Savagnin “Pourquoi Pas?” 2015, Domaine de la Pinte, Arbois – This biodynamic Savagnin is cultivated on the marnes bleues soils around Arbois. After picking, the grapes are macerated on skins for three weeks in concrete vats before pressing. No CO2 is added, neither is there filtration. The wine is therefore a beautiful autumnal orange colour and slightly cloudy for me (I had to lie it down in the fridge). The gentle bouquet has nuts and spices, citrus peel and generous fruit.
This is an experiment. I first tasted it with Laura Seibel at the domaine’s Arbois shop last year and she told me how it was her idea, after having helped make wine in Georgia. Only around 100 cases were made but this is a real success in every way possible. I love it. It’s a shame that there will be no 2016 when I’m in Arbois soon, as I would be adding several bottles to my order, but I understand there is a 2017 in the making with longer skin contact.

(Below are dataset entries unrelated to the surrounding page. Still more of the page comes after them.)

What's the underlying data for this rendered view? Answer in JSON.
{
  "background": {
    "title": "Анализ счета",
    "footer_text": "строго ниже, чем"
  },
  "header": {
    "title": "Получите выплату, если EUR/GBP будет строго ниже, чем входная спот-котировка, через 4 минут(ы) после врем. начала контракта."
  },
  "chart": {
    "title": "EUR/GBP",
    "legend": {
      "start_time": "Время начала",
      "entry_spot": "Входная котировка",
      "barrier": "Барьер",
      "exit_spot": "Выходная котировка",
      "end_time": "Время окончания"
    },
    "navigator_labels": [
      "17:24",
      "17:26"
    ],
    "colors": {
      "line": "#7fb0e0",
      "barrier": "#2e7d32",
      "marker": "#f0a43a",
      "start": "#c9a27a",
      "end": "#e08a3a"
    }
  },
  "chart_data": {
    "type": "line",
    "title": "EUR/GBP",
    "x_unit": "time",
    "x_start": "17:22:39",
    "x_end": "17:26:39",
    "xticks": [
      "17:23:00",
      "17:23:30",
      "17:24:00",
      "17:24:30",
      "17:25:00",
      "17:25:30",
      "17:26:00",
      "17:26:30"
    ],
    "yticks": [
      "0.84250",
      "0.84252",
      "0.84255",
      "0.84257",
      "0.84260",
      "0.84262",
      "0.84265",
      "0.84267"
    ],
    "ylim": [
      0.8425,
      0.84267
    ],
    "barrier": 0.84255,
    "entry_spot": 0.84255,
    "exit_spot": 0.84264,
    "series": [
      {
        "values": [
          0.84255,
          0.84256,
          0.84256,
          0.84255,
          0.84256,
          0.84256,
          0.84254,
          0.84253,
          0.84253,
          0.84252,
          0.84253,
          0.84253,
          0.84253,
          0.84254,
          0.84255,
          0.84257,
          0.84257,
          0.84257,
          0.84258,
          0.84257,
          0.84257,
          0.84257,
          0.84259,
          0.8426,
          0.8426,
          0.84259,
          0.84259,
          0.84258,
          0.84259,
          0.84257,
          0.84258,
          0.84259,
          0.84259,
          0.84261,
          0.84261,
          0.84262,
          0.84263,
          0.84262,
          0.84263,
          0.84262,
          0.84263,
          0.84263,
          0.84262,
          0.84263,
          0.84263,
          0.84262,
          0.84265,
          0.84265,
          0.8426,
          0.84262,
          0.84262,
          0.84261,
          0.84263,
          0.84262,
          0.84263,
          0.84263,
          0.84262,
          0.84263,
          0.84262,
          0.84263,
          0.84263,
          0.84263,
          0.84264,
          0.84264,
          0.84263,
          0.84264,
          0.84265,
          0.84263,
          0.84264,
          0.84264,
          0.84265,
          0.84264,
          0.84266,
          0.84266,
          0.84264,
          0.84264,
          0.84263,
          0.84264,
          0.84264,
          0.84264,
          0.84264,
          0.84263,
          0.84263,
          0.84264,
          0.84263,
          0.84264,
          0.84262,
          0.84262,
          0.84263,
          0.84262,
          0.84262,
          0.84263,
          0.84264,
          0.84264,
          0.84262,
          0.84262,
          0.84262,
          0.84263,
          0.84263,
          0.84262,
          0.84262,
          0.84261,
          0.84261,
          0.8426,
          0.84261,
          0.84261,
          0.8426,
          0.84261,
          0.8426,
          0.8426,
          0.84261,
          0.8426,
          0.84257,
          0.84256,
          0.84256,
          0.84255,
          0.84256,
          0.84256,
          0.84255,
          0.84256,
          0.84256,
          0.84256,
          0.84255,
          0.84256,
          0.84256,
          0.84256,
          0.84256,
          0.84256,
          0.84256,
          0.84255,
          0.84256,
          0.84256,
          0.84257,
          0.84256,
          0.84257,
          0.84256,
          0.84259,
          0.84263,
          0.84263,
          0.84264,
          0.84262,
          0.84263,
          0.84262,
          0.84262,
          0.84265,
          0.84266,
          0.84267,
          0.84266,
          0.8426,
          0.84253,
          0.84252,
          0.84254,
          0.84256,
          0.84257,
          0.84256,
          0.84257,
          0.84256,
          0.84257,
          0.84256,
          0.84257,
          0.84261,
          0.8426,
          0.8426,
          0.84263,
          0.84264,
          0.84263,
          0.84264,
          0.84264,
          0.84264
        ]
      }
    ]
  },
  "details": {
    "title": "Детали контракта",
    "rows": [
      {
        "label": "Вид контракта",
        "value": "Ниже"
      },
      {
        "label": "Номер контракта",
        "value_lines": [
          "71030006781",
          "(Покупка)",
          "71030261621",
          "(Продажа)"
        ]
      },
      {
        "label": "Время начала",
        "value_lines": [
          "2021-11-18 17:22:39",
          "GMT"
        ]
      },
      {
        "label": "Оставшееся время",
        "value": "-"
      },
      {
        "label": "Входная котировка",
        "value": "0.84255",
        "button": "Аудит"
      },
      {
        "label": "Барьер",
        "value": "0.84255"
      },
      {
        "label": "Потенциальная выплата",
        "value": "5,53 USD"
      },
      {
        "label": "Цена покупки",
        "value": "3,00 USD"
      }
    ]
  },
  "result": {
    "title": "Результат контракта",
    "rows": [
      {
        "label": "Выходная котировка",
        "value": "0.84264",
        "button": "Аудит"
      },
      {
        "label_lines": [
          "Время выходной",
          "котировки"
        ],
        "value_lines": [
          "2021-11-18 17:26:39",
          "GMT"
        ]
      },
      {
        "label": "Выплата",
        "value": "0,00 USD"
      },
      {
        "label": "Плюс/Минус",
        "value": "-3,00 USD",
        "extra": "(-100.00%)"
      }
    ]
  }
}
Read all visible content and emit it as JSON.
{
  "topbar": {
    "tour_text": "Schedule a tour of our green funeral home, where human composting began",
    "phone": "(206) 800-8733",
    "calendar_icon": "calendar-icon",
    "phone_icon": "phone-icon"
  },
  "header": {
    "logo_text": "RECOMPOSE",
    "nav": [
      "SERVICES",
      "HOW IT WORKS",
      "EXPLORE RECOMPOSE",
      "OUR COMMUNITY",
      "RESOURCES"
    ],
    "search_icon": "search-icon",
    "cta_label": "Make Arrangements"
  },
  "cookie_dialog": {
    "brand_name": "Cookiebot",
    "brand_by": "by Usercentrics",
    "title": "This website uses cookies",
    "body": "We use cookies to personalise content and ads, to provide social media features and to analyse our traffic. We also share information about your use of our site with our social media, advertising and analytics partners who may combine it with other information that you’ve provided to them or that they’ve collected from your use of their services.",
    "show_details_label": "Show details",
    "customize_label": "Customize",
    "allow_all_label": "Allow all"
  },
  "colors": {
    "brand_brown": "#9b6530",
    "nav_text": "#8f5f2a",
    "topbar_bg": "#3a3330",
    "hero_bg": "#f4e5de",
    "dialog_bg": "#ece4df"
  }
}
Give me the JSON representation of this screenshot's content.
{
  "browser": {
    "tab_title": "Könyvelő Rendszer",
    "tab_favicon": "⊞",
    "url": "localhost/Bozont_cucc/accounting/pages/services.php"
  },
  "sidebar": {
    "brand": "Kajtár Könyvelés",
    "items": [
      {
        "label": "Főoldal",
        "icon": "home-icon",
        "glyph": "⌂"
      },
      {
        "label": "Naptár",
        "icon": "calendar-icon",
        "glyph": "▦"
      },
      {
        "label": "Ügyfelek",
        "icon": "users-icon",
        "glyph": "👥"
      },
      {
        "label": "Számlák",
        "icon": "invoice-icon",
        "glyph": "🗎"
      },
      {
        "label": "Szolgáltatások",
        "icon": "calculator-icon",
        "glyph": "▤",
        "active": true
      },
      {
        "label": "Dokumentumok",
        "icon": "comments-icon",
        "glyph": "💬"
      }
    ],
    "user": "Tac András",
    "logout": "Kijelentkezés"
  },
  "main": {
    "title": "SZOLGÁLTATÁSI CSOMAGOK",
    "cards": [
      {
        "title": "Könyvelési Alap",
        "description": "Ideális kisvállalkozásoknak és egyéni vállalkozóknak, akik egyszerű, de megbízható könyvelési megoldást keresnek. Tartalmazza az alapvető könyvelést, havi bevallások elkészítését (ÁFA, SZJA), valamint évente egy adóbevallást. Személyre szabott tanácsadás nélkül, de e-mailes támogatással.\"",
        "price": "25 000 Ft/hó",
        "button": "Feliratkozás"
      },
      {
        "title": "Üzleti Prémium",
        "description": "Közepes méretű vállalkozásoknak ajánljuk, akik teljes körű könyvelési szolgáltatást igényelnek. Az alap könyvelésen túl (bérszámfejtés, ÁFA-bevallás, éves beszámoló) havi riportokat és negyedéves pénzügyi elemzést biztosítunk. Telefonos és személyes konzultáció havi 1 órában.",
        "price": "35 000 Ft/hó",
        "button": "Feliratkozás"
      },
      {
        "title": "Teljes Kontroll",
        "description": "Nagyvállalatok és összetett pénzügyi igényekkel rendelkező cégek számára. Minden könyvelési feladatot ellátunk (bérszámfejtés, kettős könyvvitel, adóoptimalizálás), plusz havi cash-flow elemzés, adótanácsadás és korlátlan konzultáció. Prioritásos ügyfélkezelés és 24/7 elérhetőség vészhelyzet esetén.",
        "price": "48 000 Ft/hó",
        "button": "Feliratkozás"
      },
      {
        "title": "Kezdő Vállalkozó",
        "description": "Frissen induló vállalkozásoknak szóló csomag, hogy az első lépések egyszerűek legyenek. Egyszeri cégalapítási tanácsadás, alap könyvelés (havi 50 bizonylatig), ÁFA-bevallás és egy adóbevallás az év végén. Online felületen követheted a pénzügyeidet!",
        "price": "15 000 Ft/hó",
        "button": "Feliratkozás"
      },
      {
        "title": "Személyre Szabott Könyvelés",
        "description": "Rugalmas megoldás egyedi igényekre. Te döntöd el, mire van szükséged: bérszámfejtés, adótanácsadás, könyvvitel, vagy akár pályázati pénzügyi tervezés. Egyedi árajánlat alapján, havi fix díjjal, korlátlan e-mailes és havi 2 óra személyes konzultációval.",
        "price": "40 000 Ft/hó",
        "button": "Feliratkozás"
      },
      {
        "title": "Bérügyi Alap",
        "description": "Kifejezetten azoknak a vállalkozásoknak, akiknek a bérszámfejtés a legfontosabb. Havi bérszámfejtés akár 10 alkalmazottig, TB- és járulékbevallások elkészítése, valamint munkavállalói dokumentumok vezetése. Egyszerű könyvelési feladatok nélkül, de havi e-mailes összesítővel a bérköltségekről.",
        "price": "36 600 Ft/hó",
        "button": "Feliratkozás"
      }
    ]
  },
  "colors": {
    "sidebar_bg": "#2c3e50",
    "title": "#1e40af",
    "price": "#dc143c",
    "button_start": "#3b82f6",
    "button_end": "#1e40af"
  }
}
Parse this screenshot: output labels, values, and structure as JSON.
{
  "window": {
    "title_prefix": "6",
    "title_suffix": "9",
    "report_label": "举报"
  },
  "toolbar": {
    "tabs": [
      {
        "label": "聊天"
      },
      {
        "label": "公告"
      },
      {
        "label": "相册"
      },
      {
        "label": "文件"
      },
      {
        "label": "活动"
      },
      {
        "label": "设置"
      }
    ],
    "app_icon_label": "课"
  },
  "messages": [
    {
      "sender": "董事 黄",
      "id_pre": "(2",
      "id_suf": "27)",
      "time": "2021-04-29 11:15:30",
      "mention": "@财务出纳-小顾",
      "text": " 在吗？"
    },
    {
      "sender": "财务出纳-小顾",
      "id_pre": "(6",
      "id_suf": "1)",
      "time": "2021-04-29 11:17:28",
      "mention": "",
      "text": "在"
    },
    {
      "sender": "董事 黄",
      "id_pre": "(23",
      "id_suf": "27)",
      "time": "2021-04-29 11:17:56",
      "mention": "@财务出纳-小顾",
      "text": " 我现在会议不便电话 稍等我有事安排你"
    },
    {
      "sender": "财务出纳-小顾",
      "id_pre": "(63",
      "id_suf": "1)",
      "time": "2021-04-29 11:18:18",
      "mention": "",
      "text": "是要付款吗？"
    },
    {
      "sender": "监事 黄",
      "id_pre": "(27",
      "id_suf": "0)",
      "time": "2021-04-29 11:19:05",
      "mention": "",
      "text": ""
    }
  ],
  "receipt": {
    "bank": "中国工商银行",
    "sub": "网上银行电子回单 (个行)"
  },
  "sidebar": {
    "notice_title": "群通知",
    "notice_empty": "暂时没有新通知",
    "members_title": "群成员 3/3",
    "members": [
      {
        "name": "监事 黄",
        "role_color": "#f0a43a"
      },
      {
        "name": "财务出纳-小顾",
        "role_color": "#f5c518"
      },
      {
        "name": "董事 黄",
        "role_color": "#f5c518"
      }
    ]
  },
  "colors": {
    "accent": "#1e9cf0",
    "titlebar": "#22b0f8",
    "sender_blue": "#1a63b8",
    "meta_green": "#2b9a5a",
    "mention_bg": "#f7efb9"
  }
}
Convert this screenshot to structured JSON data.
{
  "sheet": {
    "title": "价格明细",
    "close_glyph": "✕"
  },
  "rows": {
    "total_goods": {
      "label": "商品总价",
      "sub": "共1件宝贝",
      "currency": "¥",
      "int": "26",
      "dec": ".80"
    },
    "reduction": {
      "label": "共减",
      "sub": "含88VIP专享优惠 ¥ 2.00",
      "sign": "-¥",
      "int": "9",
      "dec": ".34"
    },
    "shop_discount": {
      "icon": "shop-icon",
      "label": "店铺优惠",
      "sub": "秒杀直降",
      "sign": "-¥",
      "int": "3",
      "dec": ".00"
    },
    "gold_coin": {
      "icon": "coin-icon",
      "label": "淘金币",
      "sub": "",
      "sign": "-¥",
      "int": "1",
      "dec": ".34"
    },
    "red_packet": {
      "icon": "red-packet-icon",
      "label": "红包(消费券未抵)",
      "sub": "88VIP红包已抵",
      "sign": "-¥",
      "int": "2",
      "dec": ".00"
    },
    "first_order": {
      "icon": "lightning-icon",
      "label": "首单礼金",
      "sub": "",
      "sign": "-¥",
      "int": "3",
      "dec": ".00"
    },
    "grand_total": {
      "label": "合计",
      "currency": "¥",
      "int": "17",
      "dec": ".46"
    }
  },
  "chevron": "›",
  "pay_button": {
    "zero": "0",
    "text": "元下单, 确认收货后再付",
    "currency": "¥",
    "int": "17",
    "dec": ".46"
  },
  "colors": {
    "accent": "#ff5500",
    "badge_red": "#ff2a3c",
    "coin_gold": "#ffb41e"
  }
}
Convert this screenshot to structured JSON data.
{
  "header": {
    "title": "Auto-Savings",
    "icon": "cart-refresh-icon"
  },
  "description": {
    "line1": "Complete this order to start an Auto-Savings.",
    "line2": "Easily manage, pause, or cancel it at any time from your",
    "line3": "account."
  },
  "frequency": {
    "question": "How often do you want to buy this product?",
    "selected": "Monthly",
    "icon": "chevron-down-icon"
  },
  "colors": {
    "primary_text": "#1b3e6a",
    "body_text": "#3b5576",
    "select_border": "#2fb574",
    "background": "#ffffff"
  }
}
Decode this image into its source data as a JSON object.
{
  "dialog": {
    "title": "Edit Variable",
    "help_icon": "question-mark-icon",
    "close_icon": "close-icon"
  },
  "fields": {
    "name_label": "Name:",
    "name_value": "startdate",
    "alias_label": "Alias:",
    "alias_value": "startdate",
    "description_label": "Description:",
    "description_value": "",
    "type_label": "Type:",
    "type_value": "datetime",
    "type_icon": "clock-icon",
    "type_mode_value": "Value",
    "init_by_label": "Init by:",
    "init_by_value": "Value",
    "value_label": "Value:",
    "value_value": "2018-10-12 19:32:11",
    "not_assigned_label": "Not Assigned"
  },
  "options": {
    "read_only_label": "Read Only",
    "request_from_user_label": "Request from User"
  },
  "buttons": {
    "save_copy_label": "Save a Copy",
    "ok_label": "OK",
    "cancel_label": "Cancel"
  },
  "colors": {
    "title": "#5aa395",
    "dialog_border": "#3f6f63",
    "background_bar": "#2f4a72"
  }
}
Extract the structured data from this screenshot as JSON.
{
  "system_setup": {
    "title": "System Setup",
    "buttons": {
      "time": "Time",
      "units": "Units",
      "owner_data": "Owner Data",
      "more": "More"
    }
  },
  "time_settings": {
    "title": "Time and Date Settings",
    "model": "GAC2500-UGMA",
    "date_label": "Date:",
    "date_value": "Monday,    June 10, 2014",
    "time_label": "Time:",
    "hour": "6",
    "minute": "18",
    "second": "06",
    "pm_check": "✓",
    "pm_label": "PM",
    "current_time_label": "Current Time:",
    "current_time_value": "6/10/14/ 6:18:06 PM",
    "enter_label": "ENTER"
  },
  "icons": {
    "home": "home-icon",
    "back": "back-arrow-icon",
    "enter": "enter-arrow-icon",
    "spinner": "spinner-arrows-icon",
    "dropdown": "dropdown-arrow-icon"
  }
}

Domaine de la Pinte is the oldest biodynamic estate in Jura. In the past few years I think they have moved to another level, and this experiment exemplifies that. Kudos to Laura.
I usually try to keep it to twelve “recent” wines. But we are compromising this time, with a very quick mention of three more wines. The first couple are the pair I took to dinner with friends a few weeks ago. Montevertine, Rosso Toscana 2007 was the wine of the night in good vinous company. Classic Tuscan all the way through, Sangiovese with Canaiolo and Colorino playing a minor role. Dark cherries with hints of tobacco and violets, relatively rich and smooth, drinking extremely well, yet I know this will get better and go on for many years.
Gut Oggau Emmeram Weiss 2015 is unusual among this producer’s wines in that it is a 100% varietal, a Gewurztraminer. It’s the Gewurztraminer to open for people who say they don’t like Gewurztraminer. Off limestone soils, it has a lemony note and fresh acidity, but this is balanced by an inconspicuous 13.5% alcohol. No chubbiness, just refreshing wine with a heavenly scent from one of my favourite producers anywhere.
The last wine here is a bit of an oddity. Some of you may have seen it around. After a holiday trip to Santorini by Peter Barry in 2006, he was determined to bring Assyrtiko to Australia. It has taken ten years of quarantine, grafting and experimenting to produce the first commercial vintage of Jim Barry Clare Valley Assyrtiko 2016. It’s not exactly like a Santorini version. It lacks that true windswept, volcanic, minerality and a little of the acidity that marks Santorini Assyrtiko in youth and sets it up for ageing. But there’s more fruit. It’s a nice counterpoint to Clare Riesling. Only 500 cases were released of the 2016, so we have been lucky to see obtainable quantities in the UK (there are still a few bottles around).